Pioneers went 2-4 in shortened season this past spring

EVERSON – Heading into the upcoming football season, Nooksack Valley head coach Craig Bartl is looking forward to hitting the practice field in shorts and a t-shirt instead of a parka like he did this past winter.

He’s also looking forward to a full season with something to play for. The whole team is. 

Getting the opportunity to play in February and March 2021 was great, but extra motivation is there with a postseason in the cards, Bartl said. 

The Pioneers are looking to improve from their 2-4 record from last season and preparation officially starts with practices finally starting this week. 

“We’re all excited to just get back into it and have that full two weeks to get prepared and be normal,” Bartl said. 

Nooksack Valley opens its season Friday, Sept. 3, with a home game against Sehome. 

Bartl said key players for the Pioneers this season are still to be determined, but he has some ideas and will know once they all take the field.

“Our biggest thing is how do we come together as a team?” he said. “Once we get into full practices after two weeks you can kind of figure out what role each kid is going to be playing.”

A team camp at Squalicum with Blaine and Meridian got the team together this summer, but with basketball season ending in late June, every team from all seasons were trying to get some form of their summer seasons in. Bartl said they communicated with other coaches in trying to not burn players out mentally or physically. 

Getting only a five-month offseason has both its benefits and drawbacks, Bartl said. 

“I do think the kids are tired.
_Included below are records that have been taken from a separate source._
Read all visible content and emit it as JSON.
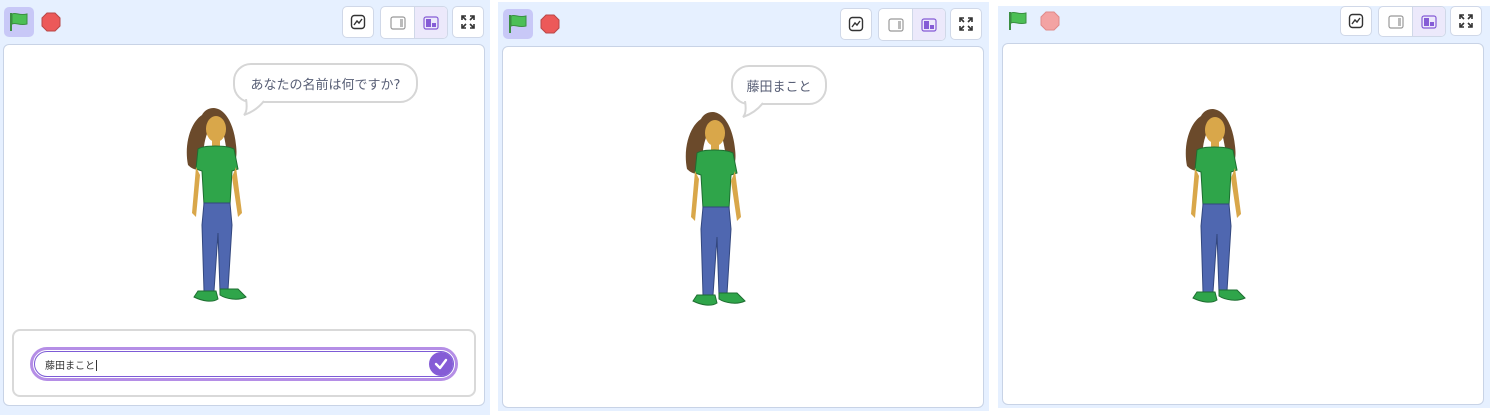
{
  "panels": [
    {
      "id": "stage-1",
      "flag_state": "active",
      "stop_state": "active",
      "speech": "あなたの名前は何ですか?",
      "ask": {
        "value": "藤田まこと",
        "submit_icon": "check-icon"
      }
    },
    {
      "id": "stage-2",
      "flag_state": "active",
      "stop_state": "active",
      "speech": "藤田まこと"
    },
    {
      "id": "stage-3",
      "flag_state": "idle",
      "stop_state": "disabled"
    }
  ],
  "icons": {
    "green_flag": "green-flag-icon",
    "stop": "stop-sign-icon",
    "costume": "costume-editor-icon",
    "small_stage": "small-stage-icon",
    "normal_stage": "normal-stage-icon",
    "fullscreen": "fullscreen-icon"
  },
  "colors": {
    "panel_bg": "#e6f0ff",
    "flag_active_bg": "#c8c8f7",
    "flag_green": "#4cbf56",
    "stop_red": "#ec5959",
    "stop_disabled": "#f3a3a3",
    "ask_border": "#855cd6"
  }
}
We told them the last 10 days we don’t want them lifting, we don’t want them at the school, we don’t want them around anything and to mentally and physically recover from the summer,” he said. “We want them to be fresh in October and November. One week of lifting isn’t going to make a difference. That was our big push. To go be kids for a week and be ready to go mentally and physically for when we start.”

However, a short offseason means spending less time teaching and more so just giving players a refresh of things.

Bartl said he saw that at the team’s camp this summer at Squalicum. 

“You can see those light bulb moments are happening faster than in the past. It doesn’t seem like we really stopped playing football,” he said. “I think that learning curve is definitely shorter and it’s been fun to see that because kids are picking up stuff a lot quicker.”